I heard about this book from my BIL who is in seminary. The reason I gave it 3 stars and not 4 was that I found it pretty heavy, academic reading. I uI heard about this book from my BIL who is in seminary. The reason I gave it 3 stars and not 4 was that I found it pretty heavy, academic reading. I used to enjoy this kind of stuff more, but now with my limited sleep schedule I find it difficult to plow through something like this. Still, it was a unique take on integrating neuroscience with theology, and it presents some very provocative challenges to "Christian" ideas such as: existence of a "soul" that somehow survives the body after death; intermediate states between death and resurrection; and Descartes' idea that persons, or minds, are somehow separate from the bodies they inhabit. Interesting to see how prevailing Western philosophy is so easily read back into biblical texts, and to reflect upon neuroscience's recent contributions to our understanding of what makes us "human," "conscious", and/or "alive." The continual re-modeling and re-forming of our neural synapses throughout life, with consequent visible neuroanatomic changes, suggests that it is never too late to change, grow, or become what we would like to be....more
I have only read one other book by Kathleen Norris, The Cloister Walk. I loved that one and I appreciated this one because it filled in some of the gaI have only read one other book by Kathleen Norris, The Cloister Walk. I loved that one and I appreciated this one because it filled in some of the gaps in her personal life that I had wondered about (what was her husband up to while she was spending so much time in that monastery? - and what did he think?). I liked her exploration of acedia and I have struggled with it at times, but not recently at all. In that sense it was hard to relate. It seems like a writer's life (or a monk's) would be high risk for acedia, and it made me glad I have so much going on (work, family, friends) that I don't suffer from that. On the flip side, I don't have as much personal time or solitude as I would like, but that's OK. I really resonated with her expressions of desire for motherhood, since I spent some years there as well. If you like reflection and lots of quotations by ancient spiritual writers, you'll probably like this book.
Oh, I almost forgot my favorite take-away from this book. It made me feel that the routine, mundane, boring tasks of everyday life (especially with young kids) are significant and meaningful. When I read about monks whose goal was to dedicate themselves to prayer, meditation on Scripture and manual labor, I could relate, in a strange way, as so much of my life seems devoted to mundane housework...but the work itself may become a prayer....more

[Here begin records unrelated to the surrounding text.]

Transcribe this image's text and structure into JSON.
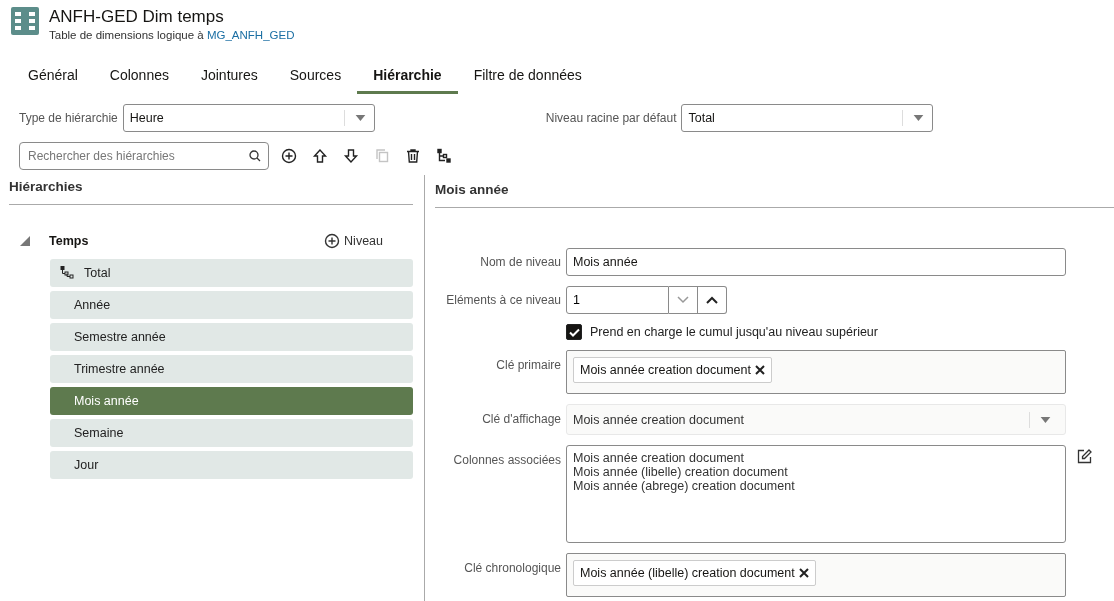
{
  "header": {
    "title": "ANFH-GED Dim temps",
    "subtitle_prefix": "Table de dimensions logique à",
    "subtitle_link": "MG_ANFH_GED"
  },
  "tabs": [
    {
      "label": "Général",
      "selected": false
    },
    {
      "label": "Colonnes",
      "selected": false
    },
    {
      "label": "Jointures",
      "selected": false
    },
    {
      "label": "Sources",
      "selected": false
    },
    {
      "label": "Hiérarchie",
      "selected": true
    },
    {
      "label": "Filtre de données",
      "selected": false
    }
  ],
  "hierarchy_type": {
    "label": "Type de hiérarchie",
    "value": "Heure"
  },
  "default_root": {
    "label": "Niveau racine par défaut",
    "value": "Total"
  },
  "search": {
    "placeholder": "Rechercher des hiérarchies"
  },
  "toolbar": [
    {
      "kind": "add",
      "disabled": false
    },
    {
      "kind": "up",
      "disabled": false
    },
    {
      "kind": "down",
      "disabled": false
    },
    {
      "kind": "copy",
      "disabled": true
    },
    {
      "kind": "delete",
      "disabled": false
    },
    {
      "kind": "tree",
      "disabled": false
    }
  ],
  "hierarchies": {
    "title": "Hiérarchies",
    "tree": {
      "label": "Temps",
      "expanded": true,
      "add_label": "Niveau",
      "children": [
        {
          "label": "Total",
          "kind": "root",
          "selected": false
        },
        {
          "label": "Année",
          "kind": "level",
          "selected": false
        },
        {
          "label": "Semestre année",
          "kind": "level",
          "selected": false
        },
        {
          "label": "Trimestre année",
          "kind": "level",
          "selected": false
        },
        {
          "label": "Mois année",
          "kind": "level",
          "selected": true
        },
        {
          "label": "Semaine",
          "kind": "level",
          "selected": false
        },
        {
          "label": "Jour",
          "kind": "level",
          "selected": false
        }
      ]
    }
  },
  "detail": {
    "title": "Mois année",
    "level_name": {
      "label": "Nom de niveau",
      "value": "Mois année"
    },
    "elements": {
      "label": "Eléments à ce niveau",
      "value": "1",
      "down_disabled": true
    },
    "rollup": {
      "label": "Prend en charge le cumul jusqu'au niveau supérieur",
      "checked": true
    },
    "primary_key": {
      "label": "Clé primaire",
      "tags": [
        "Mois année creation document"
      ]
    },
    "display_key": {
      "label": "Clé d'affichage",
      "value": "Mois année creation document"
    },
    "associated_columns": {
      "label": "Colonnes associées",
      "lines": [
        "Mois année creation document",
        "Mois année (libelle) creation document",
        "Mois année (abrege) creation document"
      ]
    },
    "chrono_key": {
      "label": "Clé chronologique",
      "tags": [
        "Mois année (libelle) creation document"
      ]
    }
  }
}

It's a remarkable story, that's for sure. A fascinating window into the Christian house church in China. It left me with some unanswered questions - IIt's a remarkable story, that's for sure. A fascinating window into the Christian house church in China. It left me with some unanswered questions - I'm curious as to the true status of the "officially sanctioned" 3-self church in China and its relationship to the house churches. Clearly, even though China is opening up remarkably compared to in the past, human rights abuses toward Christians are still a reality. Made me appreciate our religious freedoms here - something I've taken for granted my whole life....more